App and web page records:
──────
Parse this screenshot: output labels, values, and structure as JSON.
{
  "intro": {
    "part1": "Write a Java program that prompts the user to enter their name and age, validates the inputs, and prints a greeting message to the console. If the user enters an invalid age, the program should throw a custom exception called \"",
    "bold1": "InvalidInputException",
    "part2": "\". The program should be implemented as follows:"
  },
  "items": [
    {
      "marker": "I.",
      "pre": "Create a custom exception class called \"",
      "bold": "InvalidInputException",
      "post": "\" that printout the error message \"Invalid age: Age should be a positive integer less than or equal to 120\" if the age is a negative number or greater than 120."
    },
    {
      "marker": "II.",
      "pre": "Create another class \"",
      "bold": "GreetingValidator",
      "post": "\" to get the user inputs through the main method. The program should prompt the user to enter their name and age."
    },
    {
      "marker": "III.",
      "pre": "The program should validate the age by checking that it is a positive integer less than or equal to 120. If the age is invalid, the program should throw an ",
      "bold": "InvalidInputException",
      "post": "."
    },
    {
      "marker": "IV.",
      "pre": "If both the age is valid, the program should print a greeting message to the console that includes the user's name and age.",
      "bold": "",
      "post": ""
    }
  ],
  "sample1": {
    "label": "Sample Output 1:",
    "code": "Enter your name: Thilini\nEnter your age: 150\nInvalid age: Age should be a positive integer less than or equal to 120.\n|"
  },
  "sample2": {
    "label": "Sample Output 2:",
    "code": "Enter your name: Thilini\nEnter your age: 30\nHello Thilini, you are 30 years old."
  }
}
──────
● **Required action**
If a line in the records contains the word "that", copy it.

● **Solved problem**
    "part1": "Write a Java program that prompts the user to enter their name and age, validates the inputs, and prints a greeting message to the console. If the user enters an invalid age, the program should throw a custom exception called \"",
      "post": "\" that printout the error message \"Invalid age: Age should be a positive integer less than or equal to 120\" if the age is a negative number or greater than 120."
      "pre": "The program should validate the age by checking that it is a positive integer less than or equal to 120. If the age is invalid, the program should throw an ",
      "pre": "If both the age is valid, the program should print a greeting message to the console that includes the user's name and age.",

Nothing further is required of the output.